*What the task requires*
Which lines of the entries contain the string "Apple"? Please find them and copy them.

*Data for analysis*
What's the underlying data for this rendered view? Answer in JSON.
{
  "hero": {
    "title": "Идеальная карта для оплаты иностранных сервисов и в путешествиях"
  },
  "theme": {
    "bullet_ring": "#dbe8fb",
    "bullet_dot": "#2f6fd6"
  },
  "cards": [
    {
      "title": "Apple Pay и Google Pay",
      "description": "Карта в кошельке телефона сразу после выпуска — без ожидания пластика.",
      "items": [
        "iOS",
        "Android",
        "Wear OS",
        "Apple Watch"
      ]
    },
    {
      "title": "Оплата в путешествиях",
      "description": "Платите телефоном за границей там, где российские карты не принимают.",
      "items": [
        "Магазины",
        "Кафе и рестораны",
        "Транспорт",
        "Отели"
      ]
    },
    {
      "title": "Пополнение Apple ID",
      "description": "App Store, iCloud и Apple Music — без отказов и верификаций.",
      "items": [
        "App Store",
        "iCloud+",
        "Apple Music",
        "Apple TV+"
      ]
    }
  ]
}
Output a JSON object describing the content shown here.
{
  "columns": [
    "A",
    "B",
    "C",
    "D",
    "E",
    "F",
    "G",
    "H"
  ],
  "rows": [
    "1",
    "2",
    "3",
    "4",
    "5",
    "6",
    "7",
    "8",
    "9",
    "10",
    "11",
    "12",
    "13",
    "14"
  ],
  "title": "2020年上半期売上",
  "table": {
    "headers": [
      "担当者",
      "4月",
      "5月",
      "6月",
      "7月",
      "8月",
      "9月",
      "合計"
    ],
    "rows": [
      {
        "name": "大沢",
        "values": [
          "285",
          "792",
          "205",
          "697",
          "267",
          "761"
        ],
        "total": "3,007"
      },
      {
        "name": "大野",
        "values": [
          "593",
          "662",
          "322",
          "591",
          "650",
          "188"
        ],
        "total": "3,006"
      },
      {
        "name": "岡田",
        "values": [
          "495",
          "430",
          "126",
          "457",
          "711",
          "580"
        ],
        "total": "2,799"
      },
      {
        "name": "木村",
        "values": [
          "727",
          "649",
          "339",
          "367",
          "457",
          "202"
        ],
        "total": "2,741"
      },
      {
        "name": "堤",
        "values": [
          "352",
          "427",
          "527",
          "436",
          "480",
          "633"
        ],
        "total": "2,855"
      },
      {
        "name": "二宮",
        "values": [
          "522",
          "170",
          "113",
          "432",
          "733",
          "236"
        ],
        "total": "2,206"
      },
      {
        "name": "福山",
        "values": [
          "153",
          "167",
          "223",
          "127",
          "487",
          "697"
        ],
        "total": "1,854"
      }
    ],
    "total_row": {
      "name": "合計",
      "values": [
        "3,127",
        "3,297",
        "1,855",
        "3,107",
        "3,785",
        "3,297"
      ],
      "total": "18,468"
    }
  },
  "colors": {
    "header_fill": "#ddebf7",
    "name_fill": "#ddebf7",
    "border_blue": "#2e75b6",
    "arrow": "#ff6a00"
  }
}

*Solution to this problem*
      "title": "Apple Pay и Google Pay",
        "Apple Watch"
      "title": "Пополнение Apple ID",
      "description": "App Store, iCloud и Apple Music — без отказов и верификаций.",
        "Apple Music",
        "Apple TV+"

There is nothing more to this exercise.